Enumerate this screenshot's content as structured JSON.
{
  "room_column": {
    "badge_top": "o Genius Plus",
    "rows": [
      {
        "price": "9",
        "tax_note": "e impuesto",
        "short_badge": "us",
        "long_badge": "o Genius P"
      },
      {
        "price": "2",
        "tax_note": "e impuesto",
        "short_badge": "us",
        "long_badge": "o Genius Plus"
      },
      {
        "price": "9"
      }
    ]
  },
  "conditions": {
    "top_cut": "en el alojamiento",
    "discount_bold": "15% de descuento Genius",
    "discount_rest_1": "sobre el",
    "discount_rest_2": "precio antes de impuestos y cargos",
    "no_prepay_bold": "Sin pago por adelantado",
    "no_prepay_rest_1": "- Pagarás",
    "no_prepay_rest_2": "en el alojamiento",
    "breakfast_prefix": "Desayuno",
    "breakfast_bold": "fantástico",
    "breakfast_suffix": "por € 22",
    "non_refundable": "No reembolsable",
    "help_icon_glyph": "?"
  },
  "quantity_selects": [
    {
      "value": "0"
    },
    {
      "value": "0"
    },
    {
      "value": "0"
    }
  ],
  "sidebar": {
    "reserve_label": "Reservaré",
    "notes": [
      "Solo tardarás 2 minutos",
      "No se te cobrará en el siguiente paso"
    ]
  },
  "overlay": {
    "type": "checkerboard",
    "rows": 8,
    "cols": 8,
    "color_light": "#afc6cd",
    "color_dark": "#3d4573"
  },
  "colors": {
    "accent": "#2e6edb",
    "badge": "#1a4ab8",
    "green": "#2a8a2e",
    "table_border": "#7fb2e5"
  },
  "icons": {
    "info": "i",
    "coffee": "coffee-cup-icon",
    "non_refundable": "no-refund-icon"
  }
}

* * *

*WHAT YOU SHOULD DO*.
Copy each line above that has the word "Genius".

*YOUR SOLUTION*.
    "badge_top": "o Genius Plus",
        "long_badge": "o Genius P"
        "long_badge": "o Genius Plus"
    "discount_bold": "15% de descuento Genius",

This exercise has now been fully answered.